:: Source records ::
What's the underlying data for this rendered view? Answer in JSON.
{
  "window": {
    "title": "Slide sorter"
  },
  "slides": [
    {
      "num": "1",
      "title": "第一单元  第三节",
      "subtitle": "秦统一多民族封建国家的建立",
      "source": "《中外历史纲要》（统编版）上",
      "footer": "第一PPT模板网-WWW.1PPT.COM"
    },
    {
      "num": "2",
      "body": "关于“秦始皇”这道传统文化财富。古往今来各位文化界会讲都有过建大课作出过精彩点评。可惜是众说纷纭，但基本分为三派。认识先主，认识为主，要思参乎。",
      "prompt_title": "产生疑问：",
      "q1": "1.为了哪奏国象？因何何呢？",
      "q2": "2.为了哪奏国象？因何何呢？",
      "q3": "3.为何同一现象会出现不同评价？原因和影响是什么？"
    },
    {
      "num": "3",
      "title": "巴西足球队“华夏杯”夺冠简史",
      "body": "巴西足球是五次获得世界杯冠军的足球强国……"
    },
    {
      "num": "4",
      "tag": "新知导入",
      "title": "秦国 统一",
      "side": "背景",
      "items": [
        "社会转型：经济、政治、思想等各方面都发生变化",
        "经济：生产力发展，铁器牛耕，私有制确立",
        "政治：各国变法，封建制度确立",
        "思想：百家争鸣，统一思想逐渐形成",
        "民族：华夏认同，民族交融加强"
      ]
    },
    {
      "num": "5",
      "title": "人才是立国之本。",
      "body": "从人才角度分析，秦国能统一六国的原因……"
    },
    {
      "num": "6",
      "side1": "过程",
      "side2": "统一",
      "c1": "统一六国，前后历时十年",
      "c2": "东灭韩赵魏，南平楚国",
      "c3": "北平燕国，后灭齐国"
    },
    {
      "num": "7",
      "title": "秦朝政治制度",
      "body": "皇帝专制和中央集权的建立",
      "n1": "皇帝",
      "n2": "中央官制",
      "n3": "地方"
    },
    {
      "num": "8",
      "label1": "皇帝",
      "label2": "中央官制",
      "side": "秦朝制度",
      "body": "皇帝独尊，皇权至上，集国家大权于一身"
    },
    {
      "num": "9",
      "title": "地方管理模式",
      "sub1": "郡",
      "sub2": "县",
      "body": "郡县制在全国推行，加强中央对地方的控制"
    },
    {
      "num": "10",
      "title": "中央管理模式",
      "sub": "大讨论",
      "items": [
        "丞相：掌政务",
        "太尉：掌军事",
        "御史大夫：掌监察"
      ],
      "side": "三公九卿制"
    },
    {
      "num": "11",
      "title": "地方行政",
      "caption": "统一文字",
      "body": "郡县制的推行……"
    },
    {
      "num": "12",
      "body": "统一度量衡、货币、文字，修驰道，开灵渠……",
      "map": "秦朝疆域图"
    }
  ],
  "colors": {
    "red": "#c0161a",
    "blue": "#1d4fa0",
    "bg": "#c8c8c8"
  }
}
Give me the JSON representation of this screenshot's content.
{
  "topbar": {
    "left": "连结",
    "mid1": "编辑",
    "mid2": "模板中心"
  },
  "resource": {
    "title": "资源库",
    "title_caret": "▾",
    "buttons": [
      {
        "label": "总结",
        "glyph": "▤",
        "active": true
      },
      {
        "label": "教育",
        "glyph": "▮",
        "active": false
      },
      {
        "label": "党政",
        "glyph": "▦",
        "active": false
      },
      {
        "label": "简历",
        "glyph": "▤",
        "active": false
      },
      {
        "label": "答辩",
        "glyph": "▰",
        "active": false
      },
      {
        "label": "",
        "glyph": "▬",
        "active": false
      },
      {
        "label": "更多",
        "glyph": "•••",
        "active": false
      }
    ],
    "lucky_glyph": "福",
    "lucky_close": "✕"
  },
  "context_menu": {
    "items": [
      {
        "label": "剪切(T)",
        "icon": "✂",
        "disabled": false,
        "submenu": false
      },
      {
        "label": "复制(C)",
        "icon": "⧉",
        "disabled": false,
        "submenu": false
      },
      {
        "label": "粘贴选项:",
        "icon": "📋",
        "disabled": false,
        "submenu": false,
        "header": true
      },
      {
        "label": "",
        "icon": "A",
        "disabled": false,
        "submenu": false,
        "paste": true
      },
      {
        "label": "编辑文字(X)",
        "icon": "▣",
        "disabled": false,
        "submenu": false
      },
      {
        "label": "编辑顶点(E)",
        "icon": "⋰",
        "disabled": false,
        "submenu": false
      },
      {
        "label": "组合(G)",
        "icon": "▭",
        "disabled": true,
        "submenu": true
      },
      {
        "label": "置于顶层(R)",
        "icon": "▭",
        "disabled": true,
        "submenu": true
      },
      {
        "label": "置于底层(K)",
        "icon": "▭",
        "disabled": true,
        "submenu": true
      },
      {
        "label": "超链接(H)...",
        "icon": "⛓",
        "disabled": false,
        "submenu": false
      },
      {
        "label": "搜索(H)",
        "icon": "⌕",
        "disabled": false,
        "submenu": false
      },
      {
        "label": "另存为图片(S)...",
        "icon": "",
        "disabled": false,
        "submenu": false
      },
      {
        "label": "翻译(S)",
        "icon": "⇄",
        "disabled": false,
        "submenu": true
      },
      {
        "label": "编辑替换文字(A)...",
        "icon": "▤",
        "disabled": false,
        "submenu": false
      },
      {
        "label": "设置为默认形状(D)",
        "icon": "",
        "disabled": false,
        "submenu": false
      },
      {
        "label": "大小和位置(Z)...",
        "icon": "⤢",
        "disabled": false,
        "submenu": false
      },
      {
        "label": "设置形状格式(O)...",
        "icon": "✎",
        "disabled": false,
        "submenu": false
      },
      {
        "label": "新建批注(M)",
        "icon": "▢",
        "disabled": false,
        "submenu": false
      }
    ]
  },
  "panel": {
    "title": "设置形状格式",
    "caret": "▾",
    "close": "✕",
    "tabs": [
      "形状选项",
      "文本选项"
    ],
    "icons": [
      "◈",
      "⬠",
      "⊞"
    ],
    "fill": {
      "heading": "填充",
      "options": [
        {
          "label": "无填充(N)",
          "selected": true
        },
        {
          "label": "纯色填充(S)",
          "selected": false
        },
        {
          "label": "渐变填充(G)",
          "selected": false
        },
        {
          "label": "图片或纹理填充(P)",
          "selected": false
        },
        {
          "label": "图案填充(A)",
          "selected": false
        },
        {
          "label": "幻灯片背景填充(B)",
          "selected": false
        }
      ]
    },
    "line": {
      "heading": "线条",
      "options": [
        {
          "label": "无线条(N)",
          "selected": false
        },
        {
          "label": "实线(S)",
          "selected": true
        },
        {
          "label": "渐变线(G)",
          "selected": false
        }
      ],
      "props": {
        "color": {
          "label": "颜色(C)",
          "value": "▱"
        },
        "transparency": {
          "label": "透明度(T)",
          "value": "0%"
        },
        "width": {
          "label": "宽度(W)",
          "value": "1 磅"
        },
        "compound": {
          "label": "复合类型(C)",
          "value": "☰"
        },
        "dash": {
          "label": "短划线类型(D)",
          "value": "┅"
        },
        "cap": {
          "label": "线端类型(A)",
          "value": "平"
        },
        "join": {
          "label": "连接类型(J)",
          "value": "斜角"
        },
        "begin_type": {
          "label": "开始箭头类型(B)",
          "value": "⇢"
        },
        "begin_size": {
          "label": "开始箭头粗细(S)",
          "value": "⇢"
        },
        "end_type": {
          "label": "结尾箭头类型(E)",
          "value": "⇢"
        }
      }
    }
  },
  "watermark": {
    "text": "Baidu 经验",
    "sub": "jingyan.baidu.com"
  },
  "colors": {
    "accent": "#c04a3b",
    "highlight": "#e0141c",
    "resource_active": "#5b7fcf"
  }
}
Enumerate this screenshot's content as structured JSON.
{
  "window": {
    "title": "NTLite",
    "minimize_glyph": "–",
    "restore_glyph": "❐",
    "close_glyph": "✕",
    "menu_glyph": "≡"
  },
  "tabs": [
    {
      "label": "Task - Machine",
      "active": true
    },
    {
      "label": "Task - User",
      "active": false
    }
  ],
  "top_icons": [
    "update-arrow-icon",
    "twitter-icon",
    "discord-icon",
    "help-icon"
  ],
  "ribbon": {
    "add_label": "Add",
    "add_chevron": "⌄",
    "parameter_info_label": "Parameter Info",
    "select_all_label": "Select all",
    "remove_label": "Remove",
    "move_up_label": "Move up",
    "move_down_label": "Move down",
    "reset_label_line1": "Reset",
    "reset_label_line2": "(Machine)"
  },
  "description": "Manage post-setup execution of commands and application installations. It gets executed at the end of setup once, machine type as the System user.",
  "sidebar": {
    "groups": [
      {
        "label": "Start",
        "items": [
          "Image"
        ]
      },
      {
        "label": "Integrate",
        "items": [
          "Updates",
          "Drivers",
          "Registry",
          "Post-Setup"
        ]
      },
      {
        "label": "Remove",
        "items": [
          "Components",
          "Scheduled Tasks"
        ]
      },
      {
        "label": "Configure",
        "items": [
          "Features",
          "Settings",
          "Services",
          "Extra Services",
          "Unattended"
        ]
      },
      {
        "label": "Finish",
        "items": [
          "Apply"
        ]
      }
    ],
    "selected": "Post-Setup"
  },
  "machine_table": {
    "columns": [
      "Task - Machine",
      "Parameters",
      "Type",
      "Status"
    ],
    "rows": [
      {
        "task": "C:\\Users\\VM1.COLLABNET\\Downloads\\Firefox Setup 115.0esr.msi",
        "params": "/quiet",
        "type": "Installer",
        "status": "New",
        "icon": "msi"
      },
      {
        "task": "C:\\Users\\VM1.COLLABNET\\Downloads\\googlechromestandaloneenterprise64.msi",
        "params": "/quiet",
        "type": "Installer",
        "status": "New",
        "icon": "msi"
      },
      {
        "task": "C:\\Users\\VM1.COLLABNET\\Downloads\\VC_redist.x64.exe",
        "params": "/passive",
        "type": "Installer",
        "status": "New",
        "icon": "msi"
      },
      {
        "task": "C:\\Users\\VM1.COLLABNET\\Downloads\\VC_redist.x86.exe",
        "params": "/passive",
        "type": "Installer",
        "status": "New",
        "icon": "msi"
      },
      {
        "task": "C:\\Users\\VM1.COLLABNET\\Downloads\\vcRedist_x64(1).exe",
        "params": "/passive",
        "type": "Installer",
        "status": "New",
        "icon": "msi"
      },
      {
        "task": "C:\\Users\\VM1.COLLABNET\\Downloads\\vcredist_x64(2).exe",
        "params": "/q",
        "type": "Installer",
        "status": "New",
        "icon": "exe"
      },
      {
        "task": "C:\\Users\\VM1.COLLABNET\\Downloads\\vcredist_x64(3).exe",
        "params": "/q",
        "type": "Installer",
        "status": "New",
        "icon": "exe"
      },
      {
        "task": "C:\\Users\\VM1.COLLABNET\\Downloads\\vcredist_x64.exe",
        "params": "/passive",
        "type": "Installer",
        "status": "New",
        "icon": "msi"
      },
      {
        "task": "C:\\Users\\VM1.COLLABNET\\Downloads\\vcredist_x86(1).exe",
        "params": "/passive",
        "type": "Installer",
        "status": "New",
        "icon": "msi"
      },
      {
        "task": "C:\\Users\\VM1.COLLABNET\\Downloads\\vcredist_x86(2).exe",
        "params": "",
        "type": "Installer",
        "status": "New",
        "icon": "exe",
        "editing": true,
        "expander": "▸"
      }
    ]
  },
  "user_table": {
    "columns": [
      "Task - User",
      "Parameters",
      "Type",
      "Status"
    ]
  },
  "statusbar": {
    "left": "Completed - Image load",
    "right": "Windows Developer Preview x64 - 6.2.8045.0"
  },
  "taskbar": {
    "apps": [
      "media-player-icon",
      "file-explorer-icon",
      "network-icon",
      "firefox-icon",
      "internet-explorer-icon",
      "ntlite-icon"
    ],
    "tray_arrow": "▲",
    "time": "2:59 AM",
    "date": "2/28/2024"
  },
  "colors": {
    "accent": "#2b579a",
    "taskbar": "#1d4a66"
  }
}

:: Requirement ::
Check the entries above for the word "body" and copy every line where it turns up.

:: Solution to this problem ::
      "body": "关于“秦始皇”这道传统文化财富。古往今来各位文化界会讲都有过建大课作出过精彩点评。可惜是众说纷纭，但基本分为三派。认识先主，认识为主，要思参乎。",
      "body": "巴西足球是五次获得世界杯冠军的足球强国……"
      "body": "从人才角度分析，秦国能统一六国的原因……"
      "body": "皇帝专制和中央集权的建立",
      "body": "皇帝独尊，皇权至上，集国家大权于一身"
      "body": "郡县制在全国推行，加强中央对地方的控制"
      "body": "郡县制的推行……"
      "body": "统一度量衡、货币、文字，修驰道，开灵渠……",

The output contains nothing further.